I recently came across the WikiHow entry on how to write a short story. The actual article contains good advice, but I arched an eyebrow when I read the introduction.
“While writing a novel can be a Herculean task, just about anybody can craft and, most importantly, finish, a short story.”
No, they can’t – unless the writer means that almost anybody can produce 1000+ words of grammatically correct sentences that somehow link up together, but that’s no more a short story than a roll of material pinned into a tube is a dress.
I resent the idea that short stories are an easy option. The very size means there’s nowhere to hide flabby ideas and weak sentences. A clunky phrase stands out as brashly as if it had been highlighted in neon yellow.
But what is a short story?
Sir Angus Wilson who, with Malcolm Bradbury, helped set up the first MA in creative writing at the University of East Anglia in the early 1970s, felt that short stories and plays were similar. “You take a point in time and develop it from there; there is no room for development backwards.”
I think Alice Munro, the Canadian short story writer who won the Nobel Prize for Literature last year, was saying much the same thing when she described short stories as ‘a world seen in a quick glancing light. ’
Usually a short story has a very restricted range of characters and the action takes place over a relatively short period of time – days rather than years – and there’s no room for time slips or flash backs, Usually. As soon as you try to formulate any rule of writing you can think of brilliant exceptions, but for the Hysteria Competition you only have 2000 words at your disposal and I think your have to accept that this is a small canvass. I read a lot of short stories every term of that length and here are the most common problems I come across.
Too much information – in particular too many names.
I don’t need to know that the head gardener is called Barry and is a veteran of the Falklands War if all he does is knock on a door. It may sound like being a member of a spy ring, but everything’s on a need to know basis. If Barry only has a walk on part readers don’t need to be introduced.
Safe stories about safe subjects don’t linger long in the memory. Once you’ve got an idea ask what if? and keep on pushing the boundaries…

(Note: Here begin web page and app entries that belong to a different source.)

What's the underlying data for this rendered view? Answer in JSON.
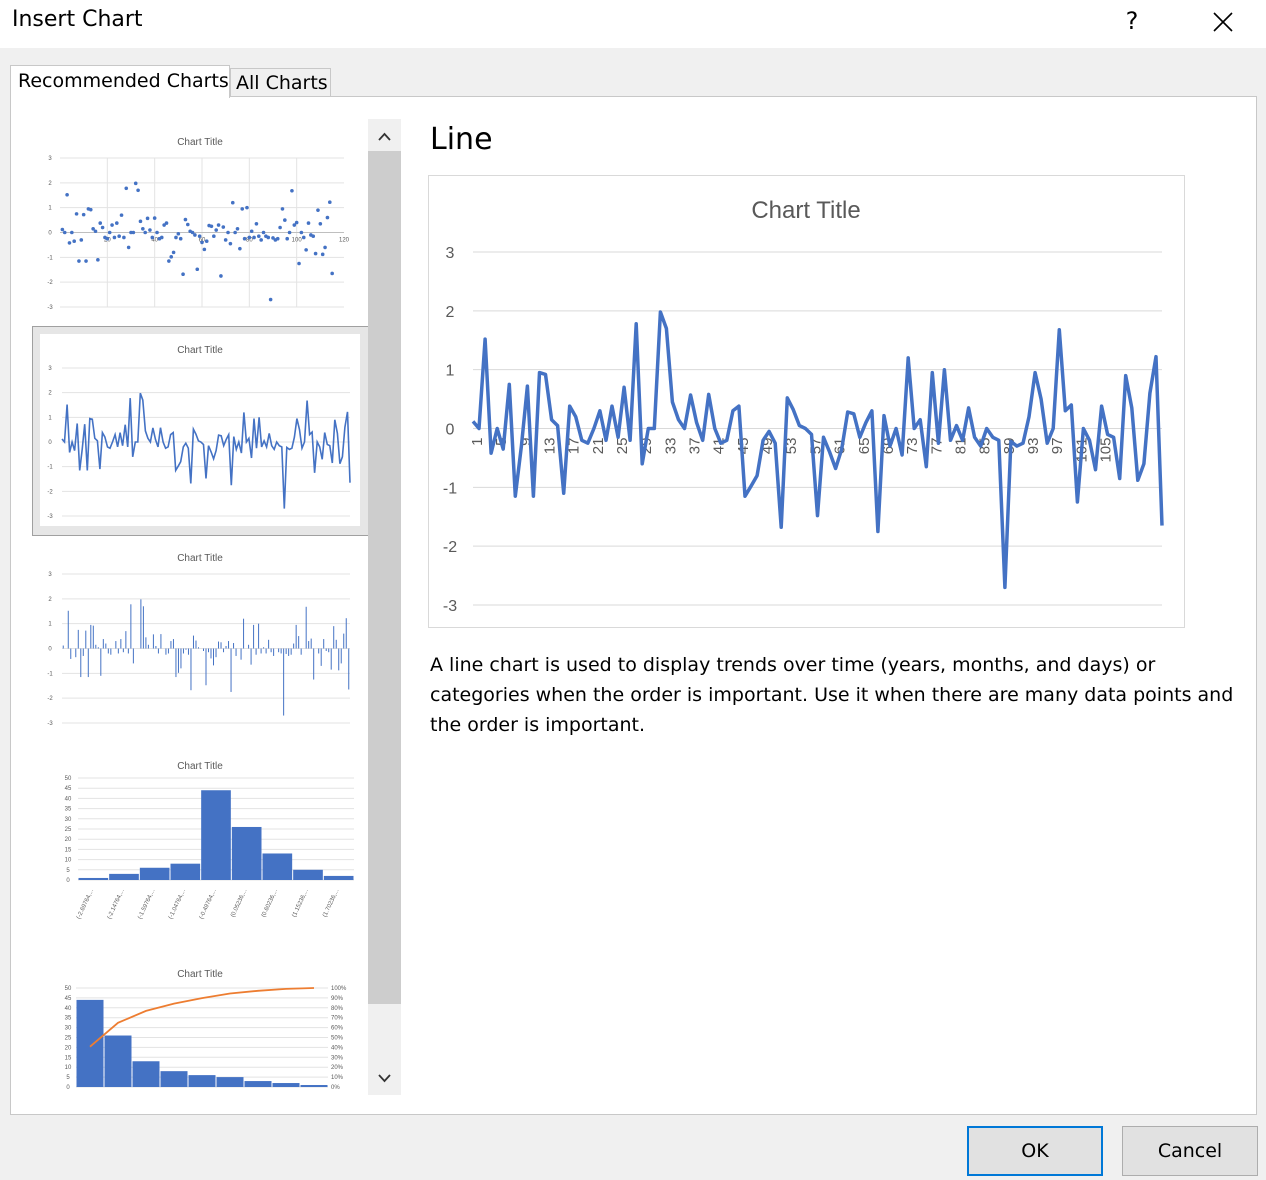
{
  "dialog": {
    "title": "Insert Chart",
    "help_label": "?",
    "close_icon": "close-icon"
  },
  "tabs": [
    {
      "label": "Recommended Charts",
      "selected": true
    },
    {
      "label": "All Charts",
      "selected": false
    }
  ],
  "thumbnails": [
    {
      "type": "scatter",
      "title": "Chart Title",
      "x_ticks": [
        "0",
        "20",
        "40",
        "60",
        "80",
        "100",
        "120"
      ],
      "y_ticks": [
        "3",
        "2",
        "1",
        "0",
        "-1",
        "-2",
        "-3"
      ]
    },
    {
      "type": "line",
      "title": "Chart Title",
      "selected": true,
      "y_ticks": [
        "3",
        "2",
        "1",
        "0",
        "-1",
        "-2",
        "-3"
      ]
    },
    {
      "type": "clustered-column",
      "title": "Chart Title",
      "y_ticks": [
        "3",
        "2",
        "1",
        "0",
        "-1",
        "-2",
        "-3"
      ]
    },
    {
      "type": "histogram",
      "title": "Chart Title",
      "y_ticks": [
        "50",
        "45",
        "40",
        "35",
        "30",
        "25",
        "20",
        "15",
        "10",
        "5",
        "0"
      ],
      "bins": [
        "(-2.69764,...",
        "(-2.14764,...",
        "(-1.59764,...",
        "(-1.04764,...",
        "(-0.49764,...",
        "(0.05236,...",
        "(0.60236,...",
        "(1.15236,...",
        "(1.70236,..."
      ],
      "values": [
        1,
        3,
        6,
        8,
        44,
        26,
        13,
        5,
        2
      ]
    },
    {
      "type": "pareto",
      "title": "Chart Title",
      "y_ticks": [
        "50",
        "45",
        "40",
        "35",
        "30",
        "25",
        "20",
        "15",
        "10",
        "5",
        "0"
      ],
      "y2_ticks": [
        "100%",
        "90%",
        "80%",
        "70%",
        "60%",
        "50%",
        "40%",
        "30%",
        "20%",
        "10%",
        "0%"
      ],
      "values": [
        44,
        26,
        13,
        8,
        6,
        5,
        3,
        2,
        1
      ]
    }
  ],
  "scroll": {
    "up_icon": "chevron-up-icon",
    "down_icon": "chevron-down-icon"
  },
  "preview": {
    "heading": "Line",
    "description": "A line chart is used to display trends over time (years, months, and days) or categories when the order is important. Use it when there are many data points and the order is important."
  },
  "chart_data": {
    "type": "line",
    "title": "Chart Title",
    "xlabel": "",
    "ylabel": "",
    "ylim": [
      -3,
      3
    ],
    "y_ticks": [
      "3",
      "2",
      "1",
      "0",
      "-1",
      "-2",
      "-3"
    ],
    "x_tick_labels": [
      "1",
      "5",
      "9",
      "13",
      "17",
      "21",
      "25",
      "29",
      "33",
      "37",
      "41",
      "45",
      "49",
      "53",
      "57",
      "61",
      "65",
      "69",
      "73",
      "77",
      "81",
      "85",
      "89",
      "93",
      "97",
      "101",
      "105"
    ],
    "grid": true,
    "legend": "none",
    "series_color": "#4472c4",
    "values": [
      0.12,
      0.0,
      1.52,
      -0.42,
      0.0,
      -0.35,
      0.75,
      -1.15,
      -0.3,
      0.72,
      -1.15,
      0.95,
      0.92,
      0.15,
      0.05,
      -1.1,
      0.38,
      0.2,
      -0.2,
      -0.25,
      0.0,
      0.3,
      -0.2,
      0.38,
      -0.15,
      0.7,
      -0.2,
      1.78,
      -0.6,
      0.0,
      0.0,
      1.98,
      1.7,
      0.45,
      0.15,
      0.0,
      0.57,
      0.1,
      -0.2,
      0.58,
      0.0,
      -0.25,
      -0.2,
      0.3,
      0.38,
      -1.15,
      -0.98,
      -0.8,
      -0.2,
      -0.05,
      -0.25,
      -1.68,
      0.52,
      0.32,
      0.05,
      0.0,
      -0.1,
      -1.48,
      -0.15,
      -0.4,
      -0.68,
      -0.35,
      0.28,
      0.25,
      -0.15,
      0.1,
      0.3,
      -1.75,
      0.22,
      -0.3,
      0.0,
      -0.45,
      1.2,
      0.0,
      0.15,
      -0.65,
      0.95,
      -0.25,
      1.0,
      -0.2,
      0.05,
      -0.2,
      0.35,
      -0.15,
      -0.3,
      0.0,
      -0.15,
      -0.2,
      -2.7,
      -0.22,
      -0.3,
      -0.25,
      0.2,
      0.95,
      0.5,
      -0.25,
      0.0,
      1.68,
      0.3,
      0.4,
      -1.25,
      0.0,
      -0.2,
      -0.7,
      0.38,
      -0.1,
      -0.15,
      -0.85,
      0.9,
      0.35,
      -0.88,
      -0.6,
      0.6,
      1.22,
      -1.65
    ]
  },
  "buttons": {
    "ok": "OK",
    "cancel": "Cancel"
  },
  "colors": {
    "accent": "#0078d7",
    "series": "#4472c4",
    "pareto_line": "#ed7d31"
  }
}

Too much description
If you think of a story as a journey, description forces the reader to stop. It’s as if the author is saying hold on a moment, I know you want to find out what happens next, but I’ve created a whole new world for your enjoyment: stop and look at the sun reflecting on the water, the child’s soft curls and the cold blue of the spring sky… Too much description and the reader might not bother to wait for the journey to start again. Too little and the reader might not care where the journey is heading.
Here are a few stories that are worth reading and re-reading because there are only two ways to learn how to write and one is to write as much as you can and the other is to read as much as you can.
The Dead by James Joyce
Sometimes called the best short story ever written. Nothing much happens in this middle class, middle aged world of Edwardian Dublin except you feel you’re there, elbows on the dinner table, eavesdropping on the conversation.
Hills Like White Elephants by Ernest Hemingway
Tight dialogue where the sub text is all important.
I Have No Mouth, and I Must Scream by Harlan Ellison
Extraordinary science fiction story portraying its own kind of hell (good title too).
Raspberry Jam by Angus Wilson (read it when I was 12 and I’ve never forgotten it)
A haunting portrait of old age and the limits of spinsterhood
The Garden Party by Katherine Mansfield
It starts with an amazing opening line ‘And after all the weather was ideal’ which puts you right into the middle of the action…
Now it’s your job to write something that will amaze the judges. Write something unexpected, something that surprises you…